**What you should do:** What you return should be the lines of the data containing "datetime", each in full.

**The records:**

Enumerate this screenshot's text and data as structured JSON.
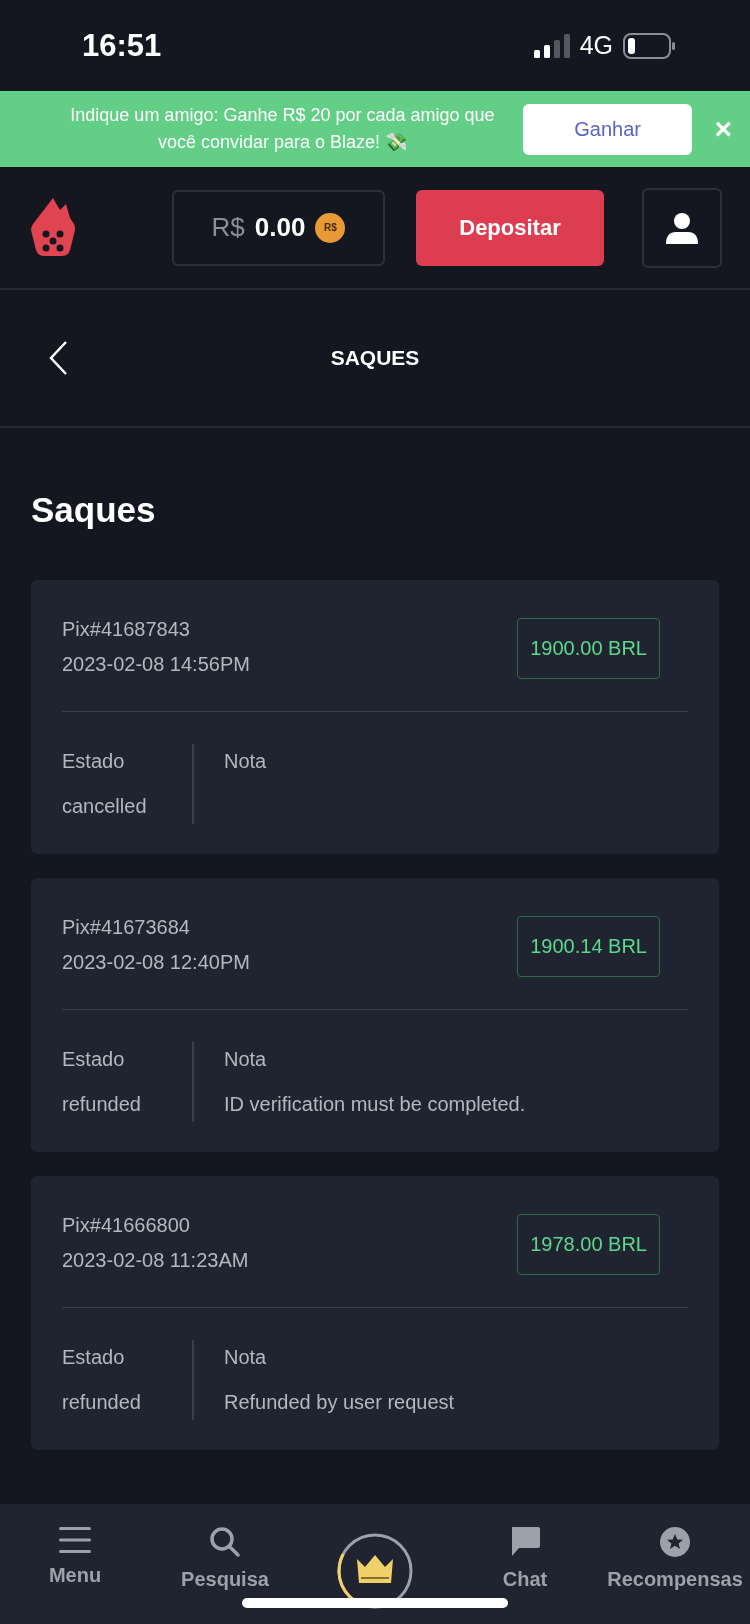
{
  "status_bar": {
    "time": "16:51",
    "network": "4G"
  },
  "banner": {
    "text": "Indique um amigo: Ganhe R$ 20 por cada amigo que você convidar para o Blaze! 💸",
    "button": "Ganhar",
    "close": "×"
  },
  "header": {
    "currency": "R$",
    "balance": "0.00",
    "coin": "R$",
    "deposit": "Depositar"
  },
  "page_header": {
    "title": "SAQUES"
  },
  "section_title": "Saques",
  "withdrawals": [
    {
      "id": "Pix#41687843",
      "datetime": "2023-02-08 14:56PM",
      "amount": "1900.00 BRL",
      "status_label": "Estado",
      "status": "cancelled",
      "note_label": "Nota"
    },
    {
      "id": "Pix#41673684",
      "datetime": "2023-02-08 12:40PM",
      "amount": "1900.14 BRL",
      "status_label": "Estado",
      "status": "refunded",
      "note_label": "Nota",
      "note": "ID verification must be completed."
    },
    {
      "id": "Pix#41666800",
      "datetime": "2023-02-08 11:23AM",
      "amount": "1978.00 BRL",
      "status_label": "Estado",
      "status": "refunded",
      "note_label": "Nota",
      "note": "Refunded by user request"
    }
  ],
  "bottom_nav": {
    "items": [
      {
        "label": "Menu"
      },
      {
        "label": "Pesquisa"
      },
      {
        "label": "Chat"
      },
      {
        "label": "Recompensas"
      }
    ],
    "vip": {
      "level": 0.3
    }
  }
}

**Exercise response:**
      "datetime": "2023-02-08 14:56PM",
      "datetime": "2023-02-08 12:40PM",
      "datetime": "2023-02-08 11:23AM",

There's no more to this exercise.